Cornell, Daniell, and Cheryl Finley. Imaging African Art: Documentation and Transformation, exh. cat. New Haven: Yale University Art Gallery, 2000.

Cross, Susan, and Denise Markonish, eds. Sol LeWitt: 100 Views, exh. cat. New Haven: Yale University Press, 2009.

DeRose, Elizabeth C. Jasper Johns: From Plate to Print, exh. cat. New Haven: Yale University Art Gallery, 2006.

DeRose, Elizabeth C. Making a Mark: Four Contemporary Artists in Print, exh. broch. New Haven: Yale University Art Gallery, 2006.

Emison, Patricia A. The Art of Teaching: Sixteenth-Century Allegorical Prints and Drawings, exh. cat. New Haven: Yale University Art Gallery, 1986.

Farrell, Jennifer, et al. Get There First, Decide Promptly: The Richard Brown Baker Collection of Postwar Art. New Haven: Yale University Art Gallery, 2012.

Field, Richard S., et al. American Prints 1900–1950: An Exhibition in Honor of the Donation of John P. Axelrod, B.A. 1968, exh. cat. New Haven: Yale University Art Gallery, 1983.

Field, Richard S., et al. French Drawings: Acquisitions 1970–1984, exh. cat. New Haven: Yale University Art Gallery, 1984.

Franks, Pamela. The Tiger’s Eye: The Art of a Magazine, exh. cat. New Haven: Yale University Art Gallery, 2002.

Gross, Jennifer R., ed. Edgar Degas: Defining the Modernist Edge, exh. cat. New Haven: Yale University Art Gallery, 2003.

Gross, Sally Lorensen. Toward an Urban View: The Nineteenth-Century American City in Prints, exh. cat. New Haven: Yale University Art Gallery, 1989.
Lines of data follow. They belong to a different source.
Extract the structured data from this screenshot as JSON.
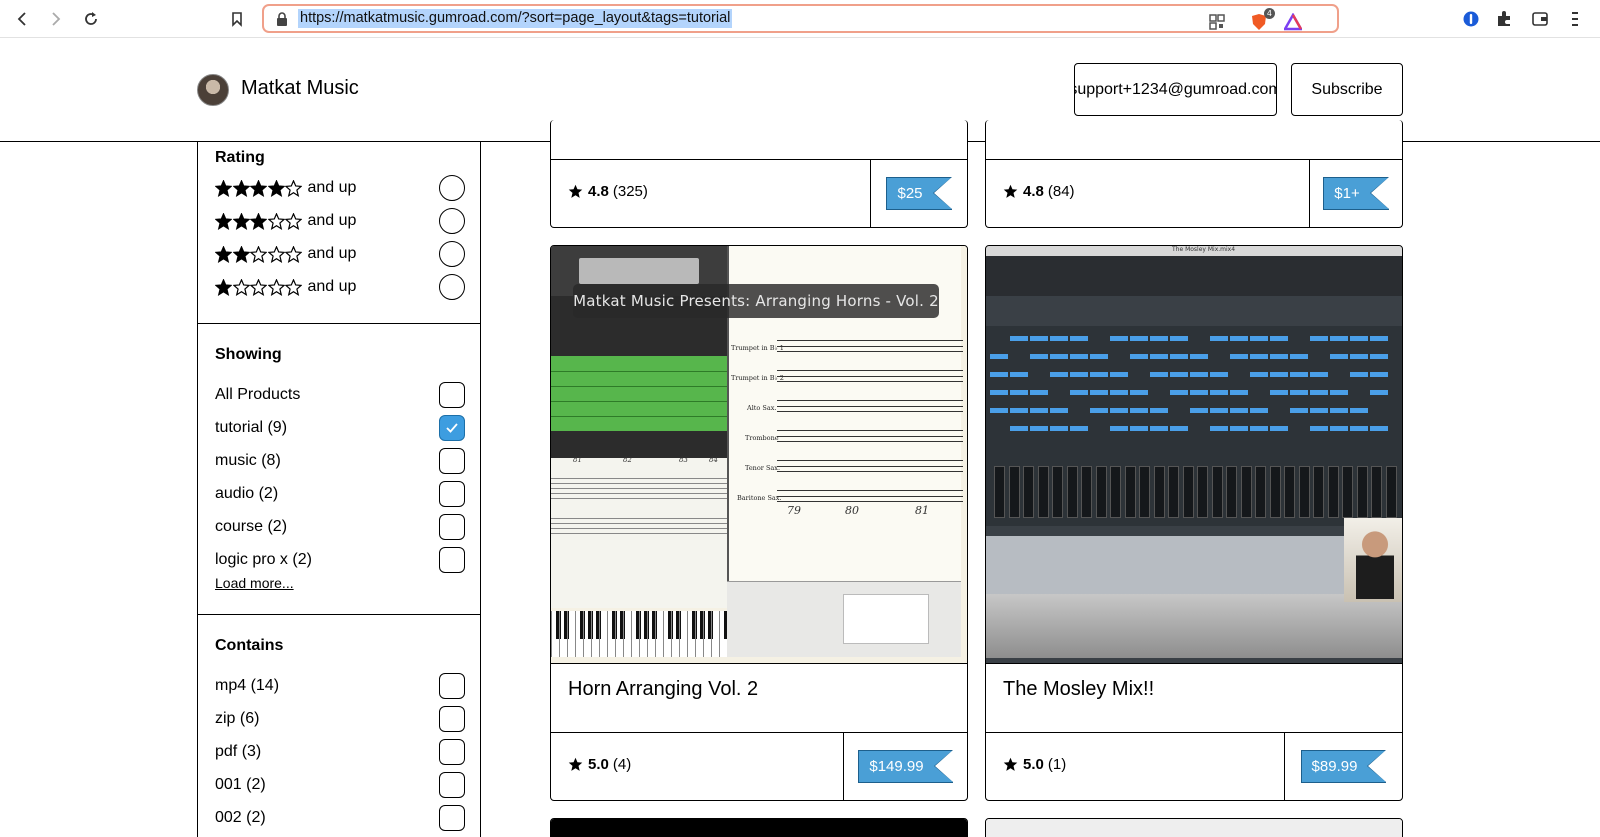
{
  "browser": {
    "url": "https://matkatmusic.gumroad.com/?sort=page_layout&tags=tutorial",
    "shields_count": "4"
  },
  "header": {
    "shop_name": "Matkat Music",
    "email_button": "support+1234@gumroad.com",
    "subscribe_button": "Subscribe"
  },
  "sidebar": {
    "rating": {
      "title": "Rating",
      "options": [
        {
          "stars": 4,
          "label": "and up"
        },
        {
          "stars": 3,
          "label": "and up"
        },
        {
          "stars": 2,
          "label": "and up"
        },
        {
          "stars": 1,
          "label": "and up"
        }
      ]
    },
    "showing": {
      "title": "Showing",
      "options": [
        {
          "label": "All Products",
          "checked": false
        },
        {
          "label": "tutorial (9)",
          "checked": true
        },
        {
          "label": "music (8)",
          "checked": false
        },
        {
          "label": "audio (2)",
          "checked": false
        },
        {
          "label": "course (2)",
          "checked": false
        },
        {
          "label": "logic pro x (2)",
          "checked": false
        }
      ],
      "load_more": "Load more..."
    },
    "contains": {
      "title": "Contains",
      "options": [
        {
          "label": "mp4 (14)",
          "checked": false
        },
        {
          "label": "zip (6)",
          "checked": false
        },
        {
          "label": "pdf (3)",
          "checked": false
        },
        {
          "label": "001 (2)",
          "checked": false
        },
        {
          "label": "002 (2)",
          "checked": false
        }
      ]
    }
  },
  "products": [
    {
      "title": "",
      "rating": "4.8",
      "reviews": "(325)",
      "price": "$25"
    },
    {
      "title": "",
      "rating": "4.8",
      "reviews": "(84)",
      "price": "$1+"
    },
    {
      "title": "Horn Arranging Vol. 2",
      "rating": "5.0",
      "reviews": "(4)",
      "price": "$149.99",
      "thumbnail": {
        "overlay_text": "Matkat Music Presents: Arranging Horns - Vol. 2",
        "instruments": [
          "Trumpet in B♭ 1",
          "Trumpet in B♭ 2",
          "Alto Sax.",
          "Trombone",
          "Tenor Sax.",
          "Baritone Sax."
        ],
        "bars": [
          "79",
          "80",
          "81"
        ],
        "piano_bars": [
          "81",
          "82",
          "83",
          "84"
        ]
      }
    },
    {
      "title": "The Mosley Mix!!",
      "rating": "5.0",
      "reviews": "(1)",
      "price": "$89.99",
      "thumbnail": {
        "window_title": "The Mosley Mix.mix4"
      }
    }
  ],
  "colors": {
    "accent": "#4a9fd6",
    "checkbox_checked": "#3d9de0",
    "url_highlight": "#b3d4fc",
    "url_border": "#f0a08a"
  },
  "icons": [
    "back-icon",
    "forward-icon",
    "reload-icon",
    "bookmark-icon",
    "lock-icon",
    "qr-icon",
    "brave-shields-icon",
    "brave-rewards-icon",
    "password-manager-icon",
    "extensions-icon",
    "wallet-icon",
    "menu-icon",
    "star-icon",
    "check-icon"
  ]
}
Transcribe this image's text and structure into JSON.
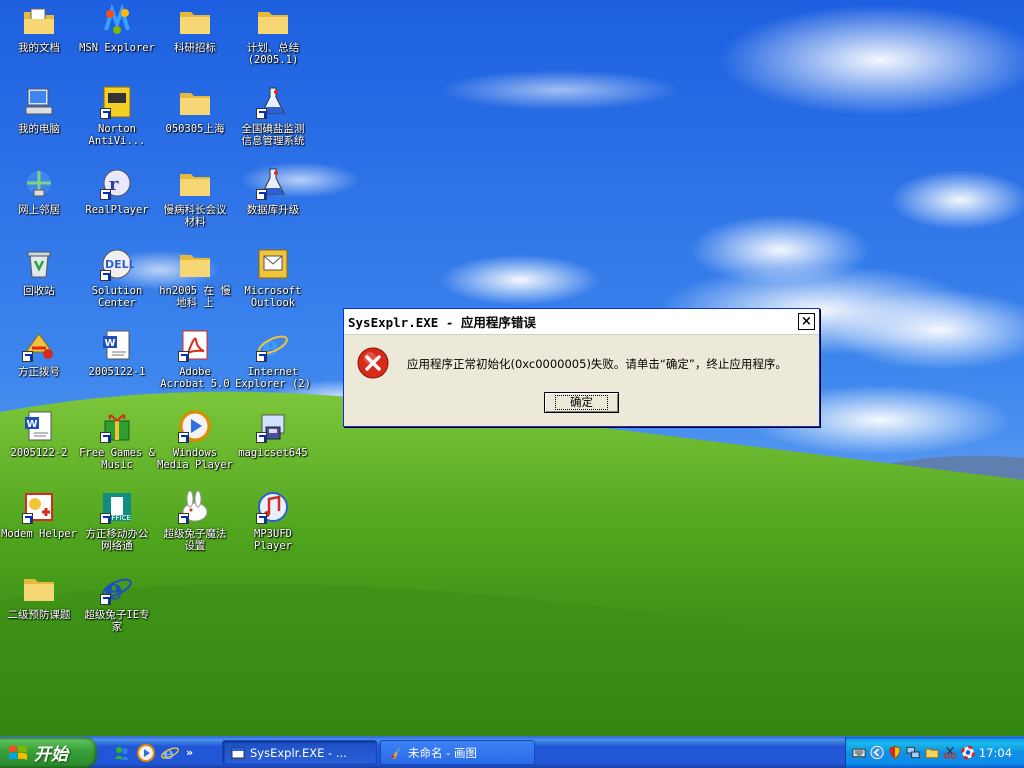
{
  "desktop": {
    "icons": [
      {
        "label": "我的文档",
        "icon": "my-documents-icon"
      },
      {
        "label": "MSN Explorer",
        "icon": "msn-icon"
      },
      {
        "label": "科研招标",
        "icon": "folder-icon"
      },
      {
        "label": "计划、总结\n(2005.1)",
        "icon": "folder-icon"
      },
      {
        "label": "我的电脑",
        "icon": "my-computer-icon"
      },
      {
        "label": "Norton\nAntiVi...",
        "icon": "norton-icon"
      },
      {
        "label": "050305上海",
        "icon": "folder-icon"
      },
      {
        "label": "全国碘盐监测\n信息管理系统",
        "icon": "flask-icon"
      },
      {
        "label": "网上邻居",
        "icon": "network-icon"
      },
      {
        "label": "RealPlayer",
        "icon": "realplayer-icon"
      },
      {
        "label": "慢病科长会议\n材料",
        "icon": "folder-icon"
      },
      {
        "label": "数据库升级",
        "icon": "flask-icon"
      },
      {
        "label": "回收站",
        "icon": "recycle-bin-icon"
      },
      {
        "label": "Solution\nCenter",
        "icon": "dell-icon"
      },
      {
        "label": "hn2005 在 慢\n地科 上",
        "icon": "folder-icon"
      },
      {
        "label": "Microsoft\nOutlook",
        "icon": "outlook-icon"
      },
      {
        "label": "方正拨号",
        "icon": "dialup-icon"
      },
      {
        "label": "2005122-1",
        "icon": "word-doc-icon"
      },
      {
        "label": "Adobe\nAcrobat 5.0",
        "icon": "acrobat-icon"
      },
      {
        "label": "Internet\nExplorer (2)",
        "icon": "ie-icon"
      },
      {
        "label": "2005122-2",
        "icon": "word-doc-icon"
      },
      {
        "label": "Free Games &\nMusic",
        "icon": "gift-icon"
      },
      {
        "label": "Windows\nMedia Player",
        "icon": "media-player-icon"
      },
      {
        "label": "magicset645",
        "icon": "setup-icon"
      },
      {
        "label": "Modem Helper",
        "icon": "modem-helper-icon"
      },
      {
        "label": "方正移动办公\n网络通",
        "icon": "mobile-office-icon"
      },
      {
        "label": "超级兔子魔法\n设置",
        "icon": "rabbit-icon"
      },
      {
        "label": "MP3UFD\nPlayer",
        "icon": "mp3-icon"
      },
      {
        "label": "二级预防课题",
        "icon": "folder-icon"
      },
      {
        "label": "超级兔子IE专\n家",
        "icon": "ie-expert-icon"
      }
    ]
  },
  "dialog": {
    "title": "SysExplr.EXE - 应用程序错误",
    "message": "应用程序正常初始化(0xc0000005)失败。请单击“确定”，终止应用程序。",
    "ok_label": "确定",
    "close_label": "×"
  },
  "taskbar": {
    "start_label": "开始",
    "quick_launch": [
      "messenger-icon",
      "media-player-icon",
      "ie-icon"
    ],
    "more_label": "»",
    "tasks": [
      {
        "label": "SysExplr.EXE - ...",
        "icon": "window-icon",
        "active": true
      },
      {
        "label": "未命名 - 画图",
        "icon": "paint-icon",
        "active": false
      }
    ],
    "tray_icons": [
      "keyboard-icon",
      "back-arrow-icon",
      "security-icon",
      "network-icon",
      "folder-tray-icon",
      "scissors-icon",
      "lifebuoy-icon"
    ],
    "clock": "17:04"
  },
  "colors": {
    "sky": "#2f6fe0",
    "grass": "#3c9a1e",
    "dialog_bg": "#ece9d8",
    "taskbar": "#2157d7",
    "start": "#37a137",
    "error_red": "#d62a1a"
  }
}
Haverkamp-Begemann, Egbert, and Anne-Marie Logan. European Drawings and Watercolors in the Yale University Art Gallery 1500–1900. 2 vols. New Haven: Yale University Press, 1970.
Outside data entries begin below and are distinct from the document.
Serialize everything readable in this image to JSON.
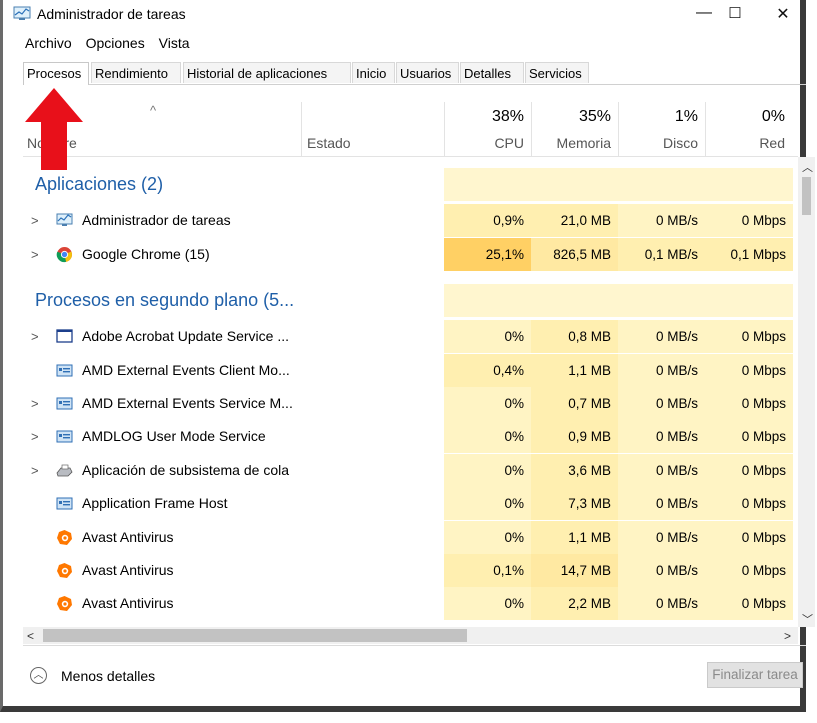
{
  "window": {
    "title": "Administrador de tareas",
    "minimize_glyph": "—",
    "maximize_glyph": "☐",
    "close_glyph": "✕"
  },
  "menu": [
    "Archivo",
    "Opciones",
    "Vista"
  ],
  "tabs": [
    "Procesos",
    "Rendimiento",
    "Historial de aplicaciones",
    "Inicio",
    "Usuarios",
    "Detalles",
    "Servicios"
  ],
  "columns": {
    "name": "Nombre",
    "status": "Estado",
    "cpu": {
      "percent": "38%",
      "label": "CPU"
    },
    "memory": {
      "percent": "35%",
      "label": "Memoria"
    },
    "disk": {
      "percent": "1%",
      "label": "Disco"
    },
    "network": {
      "percent": "0%",
      "label": "Red"
    }
  },
  "groups": [
    {
      "title": "Aplicaciones (2)",
      "rows": [
        {
          "name": "Administrador de tareas",
          "icon": "task-manager-icon",
          "expandable": true,
          "cpu": "0,9%",
          "memory": "21,0 MB",
          "disk": "0 MB/s",
          "network": "0 Mbps"
        },
        {
          "name": "Google Chrome (15)",
          "icon": "chrome-icon",
          "expandable": true,
          "cpu": "25,1%",
          "memory": "826,5 MB",
          "disk": "0,1 MB/s",
          "network": "0,1 Mbps"
        }
      ]
    },
    {
      "title": "Procesos en segundo plano (5...",
      "rows": [
        {
          "name": "Adobe Acrobat Update Service ...",
          "icon": "window-icon",
          "expandable": true,
          "cpu": "0%",
          "memory": "0,8 MB",
          "disk": "0 MB/s",
          "network": "0 Mbps"
        },
        {
          "name": "AMD External Events Client Mo...",
          "icon": "service-icon",
          "expandable": false,
          "cpu": "0,4%",
          "memory": "1,1 MB",
          "disk": "0 MB/s",
          "network": "0 Mbps"
        },
        {
          "name": "AMD External Events Service M...",
          "icon": "service-icon",
          "expandable": true,
          "cpu": "0%",
          "memory": "0,7 MB",
          "disk": "0 MB/s",
          "network": "0 Mbps"
        },
        {
          "name": "AMDLOG User Mode Service",
          "icon": "service-icon",
          "expandable": true,
          "cpu": "0%",
          "memory": "0,9 MB",
          "disk": "0 MB/s",
          "network": "0 Mbps"
        },
        {
          "name": "Aplicación de subsistema de cola",
          "icon": "printer-icon",
          "expandable": true,
          "cpu": "0%",
          "memory": "3,6 MB",
          "disk": "0 MB/s",
          "network": "0 Mbps"
        },
        {
          "name": "Application Frame Host",
          "icon": "service-icon",
          "expandable": false,
          "cpu": "0%",
          "memory": "7,3 MB",
          "disk": "0 MB/s",
          "network": "0 Mbps"
        },
        {
          "name": "Avast Antivirus",
          "icon": "avast-icon",
          "expandable": false,
          "cpu": "0%",
          "memory": "1,1 MB",
          "disk": "0 MB/s",
          "network": "0 Mbps"
        },
        {
          "name": "Avast Antivirus",
          "icon": "avast-icon",
          "expandable": false,
          "cpu": "0,1%",
          "memory": "14,7 MB",
          "disk": "0 MB/s",
          "network": "0 Mbps"
        },
        {
          "name": "Avast Antivirus",
          "icon": "avast-icon",
          "expandable": false,
          "cpu": "0%",
          "memory": "2,2 MB",
          "disk": "0 MB/s",
          "network": "0 Mbps"
        }
      ]
    }
  ],
  "footer": {
    "less_details": "Menos detalles",
    "end_task": "Finalizar tarea"
  },
  "colors": {
    "heat_light": "#fff4c4",
    "heat_medium": "#ffe9a2",
    "heat_high": "#ffd064",
    "group_title": "#1f5fa8",
    "annotation_arrow": "#e8101a"
  }
}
Herbert, Robert L., Eleanor S. Apter, and Elise K. Kenney, eds. The Société Anonyme and the Dreier Bequest at Yale University: A Catalogue Raisonné. New Haven: Yale University Press, 1984.

Hodermarsky, Elisabeth S. Give a Thing and it is Yours Forever: George Hopper Fitch Collects for Yale, exh. cat. New Haven: Yale University Art Gallery, 1997.

Hodermarsky, Elisabeth S. The Synthetic Century: Collage from Cubism to Postmodernism, Selections from the Collection, exh. cat. New Haven: Yale University Art Gallery, 2002.

Hodermarsky, Elisabeth S., et al. John La Farge’s Second Paradise: Voyages in the South Seas, 1890–1891, exh. cat. New Haven: Yale University Art Gallery, 2010.

Hogan, John, and Benjamin Weil. Sol LeWitt: 17 Wall Drawings, 1970–2015. Santandar, Spain: Fundación Botín, 2015.

Kusserow, Karl. Watercolor in America, exh. cat. New Haven: Yale University Art Gallery, 1990.

Law, Mary E. Confronting the Uncomfortable: Questioning Truth and Power, exh. cat. New Haven: Yale University Art Gallery, 1989.

Mills, Laura K. American Allegorical Prints: Constructing an Identity, exh. cat. New Haven: Yale University Art Gallery, 1996.

Pillsbury, Edmund, and John Caldwell. Sixteenth Century Italian Drawings: Form and Function, exh. cat. New Haven: Yale University Art Gallery, 1974.

Shestack, Alan, and Lesley K. Baier. The Katharine Ordway Collection. New Haven: Yale University Art Gallery, 1983.

Williams, Lyle W. Pattern and Invention: Ornament Prints, 1500–1800, exh. cat. New Haven: Yale University Art Gallery, 1992.

Wolf, Alice. The Edward B. Greene Collection of Engraved Portraits and Portrait Drawings at Yale University. With a preface by Theodore Sizer. New Haven: Yale University Press, 1942.

Zevi, Adachiara. Sol LeWitt Critical Texts. Rome: Libri de AEIUO, 1995.